(Collected data entries)
────────────────

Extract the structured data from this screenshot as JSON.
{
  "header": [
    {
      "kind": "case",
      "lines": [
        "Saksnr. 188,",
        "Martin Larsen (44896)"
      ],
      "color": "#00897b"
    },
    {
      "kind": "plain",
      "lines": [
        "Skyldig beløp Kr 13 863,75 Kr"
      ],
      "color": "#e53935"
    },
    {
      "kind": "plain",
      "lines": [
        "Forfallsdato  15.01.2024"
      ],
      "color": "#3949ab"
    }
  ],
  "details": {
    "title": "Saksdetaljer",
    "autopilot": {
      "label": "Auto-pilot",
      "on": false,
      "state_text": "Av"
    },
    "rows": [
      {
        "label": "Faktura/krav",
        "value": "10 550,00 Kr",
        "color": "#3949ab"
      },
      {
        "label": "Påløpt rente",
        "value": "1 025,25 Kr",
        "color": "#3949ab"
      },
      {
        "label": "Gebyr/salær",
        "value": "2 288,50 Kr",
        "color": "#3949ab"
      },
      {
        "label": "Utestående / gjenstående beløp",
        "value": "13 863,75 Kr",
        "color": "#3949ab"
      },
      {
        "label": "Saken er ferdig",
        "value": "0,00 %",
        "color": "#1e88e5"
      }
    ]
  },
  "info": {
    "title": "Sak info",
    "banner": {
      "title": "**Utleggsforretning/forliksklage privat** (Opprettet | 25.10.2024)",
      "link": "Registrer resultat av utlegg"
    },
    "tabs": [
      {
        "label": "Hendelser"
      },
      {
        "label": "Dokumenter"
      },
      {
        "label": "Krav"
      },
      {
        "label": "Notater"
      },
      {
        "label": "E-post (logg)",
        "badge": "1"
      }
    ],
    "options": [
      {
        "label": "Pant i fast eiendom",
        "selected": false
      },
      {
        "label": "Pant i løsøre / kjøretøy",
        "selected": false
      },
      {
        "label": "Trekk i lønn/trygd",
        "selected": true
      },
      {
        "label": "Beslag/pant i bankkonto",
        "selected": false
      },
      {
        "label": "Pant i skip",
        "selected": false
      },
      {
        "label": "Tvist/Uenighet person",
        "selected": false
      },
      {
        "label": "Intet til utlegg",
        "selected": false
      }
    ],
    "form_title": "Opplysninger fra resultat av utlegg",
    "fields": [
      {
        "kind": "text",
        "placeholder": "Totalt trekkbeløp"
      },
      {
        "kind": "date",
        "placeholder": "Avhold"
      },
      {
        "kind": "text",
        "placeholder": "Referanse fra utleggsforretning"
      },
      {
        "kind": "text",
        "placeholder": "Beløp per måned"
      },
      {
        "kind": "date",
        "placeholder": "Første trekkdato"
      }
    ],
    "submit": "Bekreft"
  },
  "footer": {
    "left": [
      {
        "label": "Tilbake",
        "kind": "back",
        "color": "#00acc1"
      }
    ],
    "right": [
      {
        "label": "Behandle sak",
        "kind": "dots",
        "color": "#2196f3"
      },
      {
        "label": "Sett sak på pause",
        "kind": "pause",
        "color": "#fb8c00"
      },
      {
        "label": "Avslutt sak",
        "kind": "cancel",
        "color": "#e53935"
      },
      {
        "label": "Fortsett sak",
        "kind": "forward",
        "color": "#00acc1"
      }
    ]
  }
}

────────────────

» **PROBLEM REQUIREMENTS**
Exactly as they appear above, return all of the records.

» **RESPONSE BELOW**
Extract the structured data from this screenshot as JSON.
{
  "header": [
    {
      "kind": "case",
      "lines": [
        "Saksnr. 188,",
        "Martin Larsen (44896)"
      ],
      "color": "#00897b"
    },
    {
      "kind": "plain",
      "lines": [
        "Skyldig beløp Kr 13 863,75 Kr"
      ],
      "color": "#e53935"
    },
    {
      "kind": "plain",
      "lines": [
        "Forfallsdato  15.01.2024"
      ],
      "color": "#3949ab"
    }
  ],
  "details": {
    "title": "Saksdetaljer",
    "autopilot": {
      "label": "Auto-pilot",
      "on": false,
      "state_text": "Av"
    },
    "rows": [
      {
        "label": "Faktura/krav",
        "value": "10 550,00 Kr",
        "color": "#3949ab"
      },
      {
        "label": "Påløpt rente",
        "value": "1 025,25 Kr",
        "color": "#3949ab"
      },
      {
        "label": "Gebyr/salær",
        "value": "2 288,50 Kr",
        "color": "#3949ab"
      },
      {
        "label": "Utestående / gjenstående beløp",
        "value": "13 863,75 Kr",
        "color": "#3949ab"
      },
      {
        "label": "Saken er ferdig",
        "value": "0,00 %",
        "color": "#1e88e5"
      }
    ]
  },
  "info": {
    "title": "Sak info",
    "banner": {
      "title": "**Utleggsforretning/forliksklage privat** (Opprettet | 25.10.2024)",
      "link": "Registrer resultat av utlegg"
    },
    "tabs": [
      {
        "label": "Hendelser"
      },
      {
        "label": "Dokumenter"
      },
      {
        "label": "Krav"
      },
      {
        "label": "Notater"
      },
      {
        "label": "E-post (logg)",
        "badge": "1"
      }
    ],
    "options": [
      {
        "label": "Pant i fast eiendom",
        "selected": false
      },
      {
        "label": "Pant i løsøre / kjøretøy",
        "selected": false
      },
      {
        "label": "Trekk i lønn/trygd",
        "selected": true
      },
      {
        "label": "Beslag/pant i bankkonto",
        "selected": false
      },
      {
        "label": "Pant i skip",
        "selected": false
      },
      {
        "label": "Tvist/Uenighet person",
        "selected": false
      },
      {
        "label": "Intet til utlegg",
        "selected": false
      }
    ],
    "form_title": "Opplysninger fra resultat av utlegg",
    "fields": [
      {
        "kind": "text",
        "placeholder": "Totalt trekkbeløp"
      },
      {
        "kind": "date",
        "placeholder": "Avhold"
      },
      {
        "kind": "text",
        "placeholder": "Referanse fra utleggsforretning"
      },
      {
        "kind": "text",
        "placeholder": "Beløp per måned"
      },
      {
        "kind": "date",
        "placeholder": "Første trekkdato"
      }
    ],
    "submit": "Bekreft"
  },
  "footer": {
    "left": [
      {
        "label": "Tilbake",
        "kind": "back",
        "color": "#00acc1"
      }
    ],
    "right": [
      {
        "label": "Behandle sak",
        "kind": "dots",
        "color": "#2196f3"
      },
      {
        "label": "Sett sak på pause",
        "kind": "pause",
        "color": "#fb8c00"
      },
      {
        "label": "Avslutt sak",
        "kind": "cancel",
        "color": "#e53935"
      },
      {
        "label": "Fortsett sak",
        "kind": "forward",
        "color": "#00acc1"
      }
    ]
  }
}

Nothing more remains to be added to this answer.